Aside from all those negatives, what saves the movie are the overblown scenes like the one with the arm. Scenes like that, and others involving fire monkeys, what looks like a tiger on fire, and a crowd-pleasing scene towards the end when a character called Saint Sword appears in a no-holds-barred fight with the movie’s chief villain, Lord Conqueror, and literally walks on air like God himself while freezing all of his opponents in mid-stride. That one sequence is easily the best and most innovative sequence in the whole movie, but unfortunately it lasts for less than 3 minutes, and then it’s back to bad cgi and bad wirework.
Oh, you wanted to know what the movie is about? Here it is in a nutshell…

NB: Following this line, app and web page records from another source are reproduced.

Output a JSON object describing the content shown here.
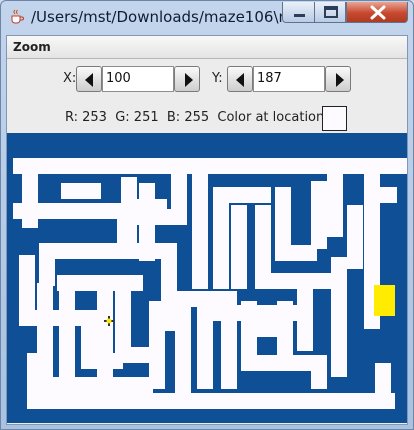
{
  "window": {
    "title": "/Users/mst/Downloads/maze106\\m...",
    "controls": [
      "minimize",
      "maximize",
      "close"
    ]
  },
  "menu": {
    "items": [
      "Zoom"
    ]
  },
  "position": {
    "x_label": "X:",
    "x_value": "100",
    "y_label": "Y:",
    "y_value": "187"
  },
  "color_info": {
    "text": "R: 253  G: 251  B: 255  Color at location:",
    "swatch_color": "#fdfbff"
  },
  "maze": {
    "wall_color": "#0e4f95",
    "path_color": "#fdfbff",
    "exit_color": "#ffec00"
  },
  "icons": {
    "app": "java-cup-icon",
    "left": "left-arrow-icon",
    "right": "right-arrow-icon",
    "cursor": "cursor-marker-icon"
  }
}
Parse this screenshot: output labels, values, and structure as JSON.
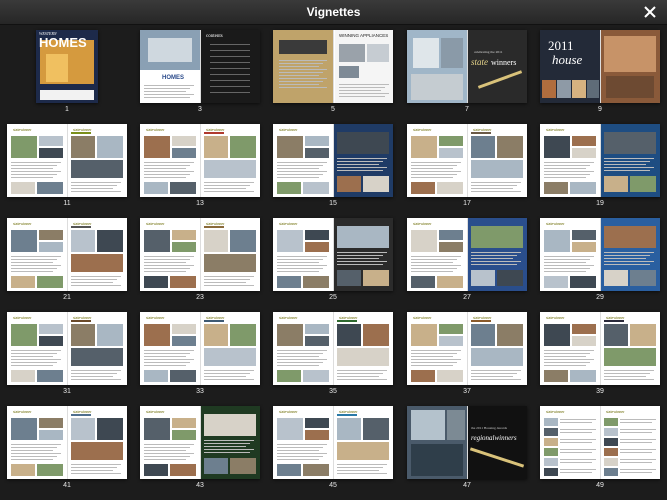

Striding Cloud and Whispering Wind (yes, these are the characters’ names, I didn’t make them up, though I am curious to see if the names were translated properly in the subtitles from their original Chinese names) are orphans whose parents have been killed one way or another by Lord Conqueror, who wants nothing short of, well, conquest of the entire “martial arts world” as he declares quite often. Following a prophecy charted by a soothsayer name Mud Buddha, Conqueror makes Cloud and Wind his own boys, joins them with his daughter Charity and another orphan, Frost Fist (once again, yes, these are both their names, I’m not making them up), and raises them as his own.

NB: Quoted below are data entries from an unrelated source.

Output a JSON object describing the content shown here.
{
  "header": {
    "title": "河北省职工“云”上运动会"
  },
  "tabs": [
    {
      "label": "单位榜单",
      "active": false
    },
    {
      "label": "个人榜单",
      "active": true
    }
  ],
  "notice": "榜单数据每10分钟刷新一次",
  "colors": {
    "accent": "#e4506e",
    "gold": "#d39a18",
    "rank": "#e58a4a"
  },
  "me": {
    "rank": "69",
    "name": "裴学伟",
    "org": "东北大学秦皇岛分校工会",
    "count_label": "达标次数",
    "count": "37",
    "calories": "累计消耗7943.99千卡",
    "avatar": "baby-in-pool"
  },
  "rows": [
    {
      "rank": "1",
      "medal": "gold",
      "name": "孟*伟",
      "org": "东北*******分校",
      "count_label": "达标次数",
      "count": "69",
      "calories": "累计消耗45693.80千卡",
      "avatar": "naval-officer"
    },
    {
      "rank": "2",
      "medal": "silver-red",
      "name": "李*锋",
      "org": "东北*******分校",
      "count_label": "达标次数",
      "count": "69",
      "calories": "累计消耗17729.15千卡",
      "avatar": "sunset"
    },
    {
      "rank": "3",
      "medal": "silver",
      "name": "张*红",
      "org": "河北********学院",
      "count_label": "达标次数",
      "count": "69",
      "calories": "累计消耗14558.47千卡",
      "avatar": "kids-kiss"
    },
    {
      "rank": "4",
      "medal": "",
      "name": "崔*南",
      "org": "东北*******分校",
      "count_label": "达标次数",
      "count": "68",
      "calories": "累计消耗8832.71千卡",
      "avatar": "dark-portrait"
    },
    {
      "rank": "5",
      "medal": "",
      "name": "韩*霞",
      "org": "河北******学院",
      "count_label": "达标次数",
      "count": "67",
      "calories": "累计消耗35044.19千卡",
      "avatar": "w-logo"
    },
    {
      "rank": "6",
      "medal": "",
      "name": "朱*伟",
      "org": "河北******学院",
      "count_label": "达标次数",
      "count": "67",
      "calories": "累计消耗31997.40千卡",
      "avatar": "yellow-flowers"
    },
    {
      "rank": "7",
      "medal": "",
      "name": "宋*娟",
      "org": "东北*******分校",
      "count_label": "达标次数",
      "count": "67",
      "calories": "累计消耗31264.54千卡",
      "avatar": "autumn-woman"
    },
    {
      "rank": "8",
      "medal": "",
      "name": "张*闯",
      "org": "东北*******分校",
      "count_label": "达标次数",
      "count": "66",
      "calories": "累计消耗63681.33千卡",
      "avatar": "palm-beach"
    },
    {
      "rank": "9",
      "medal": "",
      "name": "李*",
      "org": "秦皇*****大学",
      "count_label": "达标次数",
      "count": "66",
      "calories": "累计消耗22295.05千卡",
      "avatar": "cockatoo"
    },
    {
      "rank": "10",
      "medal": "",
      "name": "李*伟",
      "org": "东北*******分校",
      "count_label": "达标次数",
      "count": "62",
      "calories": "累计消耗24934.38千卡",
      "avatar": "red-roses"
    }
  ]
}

Anyhow, the boys grow up, learn about their pasts, and tries to kill their parents’ murderer. Chaos ensues. Oh, and along the way, Charity and Cloud falls in love, but Conqueror decrees that Charity must marry Wind, much to Cloud’s chagrin. As per their names, Cloud has power over water and can form them out of thin air; Wind can, well, control wind and fly around; Frost can form frost on his fists and punch people, thus turning them into icemen; and Charity, well, is around to look pretty and then die halfway through.
I cannot truly tell you whether a single person in this movie actually knows martial arts. The fight scenes are so heavily doctored and filmed in fast-motion to slow-motion to jagged-motion that it’s impossible to know if the actors actually know anything when it comes to true martial arts. Obviously this is a shortcoming, particularly when compared to other greats of the martial arts genre like Jet Li and Jackie Chan and numerous others. What little normal-speed action that does exist in this movie without the help of wireworks are not very convincing. They are, in fact, very slow and poorly executed.

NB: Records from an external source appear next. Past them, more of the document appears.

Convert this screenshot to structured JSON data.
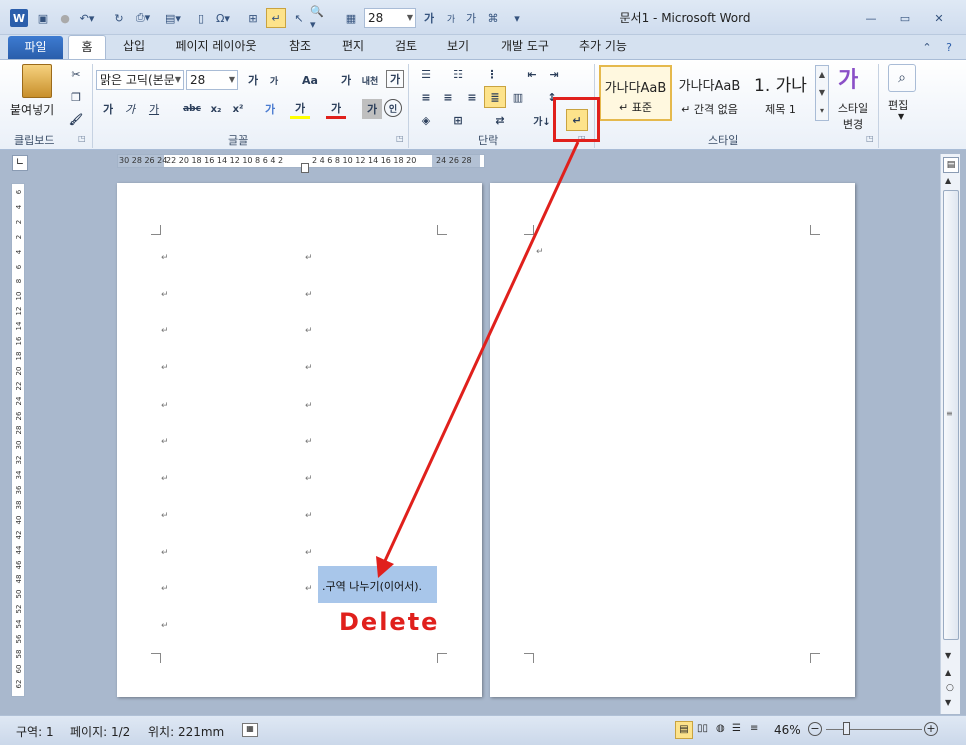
{
  "window": {
    "title": "문서1 - Microsoft Word"
  },
  "quick_access": {
    "font_size_value": "28",
    "grow_font": "가",
    "shrink_font": "가",
    "phonetic": "가"
  },
  "tabs": [
    {
      "label": "파일"
    },
    {
      "label": "홈"
    },
    {
      "label": "삽입"
    },
    {
      "label": "페이지 레이아웃"
    },
    {
      "label": "참조"
    },
    {
      "label": "편지"
    },
    {
      "label": "검토"
    },
    {
      "label": "보기"
    },
    {
      "label": "개발 도구"
    },
    {
      "label": "추가 기능"
    }
  ],
  "clipboard": {
    "paste_label": "붙여넣기",
    "group_label": "클립보드"
  },
  "font": {
    "name_value": "맑은 고딕(본문",
    "size_value": "28",
    "grow": "가",
    "shrink": "가",
    "case": "Aa",
    "phonetic": "가",
    "char_border": "내천",
    "bold": "가",
    "italic": "가",
    "underline": "가",
    "strike": "abc",
    "subscript": "x₂",
    "superscript": "x²",
    "text_effect": "가",
    "highlight": "가",
    "font_color": "가",
    "char_shade": "가",
    "enclose": "인",
    "group_label": "글꼴"
  },
  "paragraph": {
    "group_label": "단락",
    "sort": "가↓"
  },
  "styles": {
    "items": [
      {
        "preview": "가나다AaB",
        "name": "↵ 표준"
      },
      {
        "preview": "가나다AaB",
        "name": "↵ 간격 없음"
      },
      {
        "preview": "1.  가나",
        "name": "제목 1"
      }
    ],
    "change_label_1": "스타일",
    "change_label_2": "변경",
    "group_label": "스타일"
  },
  "editing": {
    "label": "편집"
  },
  "ruler": {
    "left_ticks": "30 28 26 24",
    "mid_ticks": "22 20 18 16 14 12 10 8 6 4 2",
    "right_ticks": "2 4 6 8 10 12 14 16 18 20",
    "far_ticks": "24 26 28",
    "vertical_ticks": [
      "6",
      "4",
      "2",
      "2",
      "4",
      "6",
      "8",
      "10",
      "12",
      "14",
      "16",
      "18",
      "20",
      "22",
      "24",
      "26",
      "28",
      "30",
      "32",
      "34",
      "36",
      "38",
      "40",
      "42",
      "44",
      "46",
      "48",
      "50",
      "52",
      "54",
      "56",
      "58",
      "60",
      "62"
    ]
  },
  "document": {
    "para_mark": "↵",
    "section_break_text": "구역 나누기(이어서)",
    "annotation_delete": "Delete"
  },
  "status": {
    "section": "구역: 1",
    "page": "페이지: 1/2",
    "position": "위치: 221mm",
    "zoom": "46%"
  },
  "colors": {
    "accent": "#e0201c",
    "selection": "#a8c6ea",
    "highlight_button": "#fde38b"
  }
}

The movie also suffers badly from an infusion of too many characters. I count at least 15 main characters that come and go without notice. The strange thing is, a lot of characters that really doesn’t mean much in the final scheme of things are given backgrounds to flesh out their characters. The movie is around 2 hours, and many of the characters really did not need to be there. Some appear to cause trouble and never be heard from again; others are introduced and runs around the rest of the movie doing very little except taking up screen time.
Still, despite all that, I can’t help but like a movie where a person with God-like powers is defeated when a curious young woman simply pokes him in the chest out of curiosity. Not that’s nutty.
Wai Keung Lau (director) / Wai Keung Lau (screenplay)
CAST: Aaron Kwok … Striding Cloud
Ekin Cheng … Whispering Wind
Sonny Chiba … Lord Conquer
Kristy Yang … Charity
Qi Shu … Muse
Michael Tse … Frost
Rongguang Yu … Striding
Alex Fong … Whispering Prince